The progressive perilunar instability model described by Mayfield is still used to predict the pattern of injury. Diagnosis of injury and clinical and radiographic findings depend on the pattern of injury. Open procedures are preferred for anatomic reduction after initial closed reduction is performed for acute injuries. A dorsal, volar, or combined dorsal/volar approach may be necessary and is often decided by surgeon preference. Loss of motion and diminished grip strength are common consequences despite appropriate treatment. Successful outcomes depend on time to treatment, open or closed nature of injury, extent of chondral damage, residual instability, and fracture union.

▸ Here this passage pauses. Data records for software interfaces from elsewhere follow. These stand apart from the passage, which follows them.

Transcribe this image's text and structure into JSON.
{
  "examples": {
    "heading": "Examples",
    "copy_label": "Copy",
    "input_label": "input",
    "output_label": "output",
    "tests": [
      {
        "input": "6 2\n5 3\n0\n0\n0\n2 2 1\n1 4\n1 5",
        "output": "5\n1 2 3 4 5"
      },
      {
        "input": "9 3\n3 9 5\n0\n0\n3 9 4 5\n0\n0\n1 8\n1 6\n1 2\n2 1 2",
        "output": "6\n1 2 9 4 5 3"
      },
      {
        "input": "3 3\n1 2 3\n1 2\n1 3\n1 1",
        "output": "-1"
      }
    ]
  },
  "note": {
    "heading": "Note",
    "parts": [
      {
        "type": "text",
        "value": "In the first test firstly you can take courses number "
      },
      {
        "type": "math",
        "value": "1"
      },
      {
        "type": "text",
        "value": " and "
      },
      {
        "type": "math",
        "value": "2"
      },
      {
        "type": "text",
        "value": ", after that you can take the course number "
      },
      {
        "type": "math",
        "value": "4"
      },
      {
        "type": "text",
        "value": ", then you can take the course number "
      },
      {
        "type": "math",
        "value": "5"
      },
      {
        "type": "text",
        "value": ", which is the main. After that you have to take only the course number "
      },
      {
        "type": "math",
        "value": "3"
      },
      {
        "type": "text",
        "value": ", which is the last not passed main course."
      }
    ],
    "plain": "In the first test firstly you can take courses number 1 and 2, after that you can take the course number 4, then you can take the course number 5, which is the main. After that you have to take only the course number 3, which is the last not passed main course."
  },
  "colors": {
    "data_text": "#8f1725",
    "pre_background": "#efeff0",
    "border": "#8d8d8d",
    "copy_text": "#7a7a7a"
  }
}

Perilunate injuries are rare; unfortunately, the consequences of improper recognition and inappropriate management can be debilitating.
Injuries occur as a result of a high-energy load leading to carpal disruption and progressive ligamentous and bone injury.
Loss of motion, diminished grip strength and post-traumatic arthrosis are common consequences despite appropriate treatment.
Successful outcomes depend on time to treatment, open or closed nature of the injury, extent of chondral damage, residual instability, and fracture union.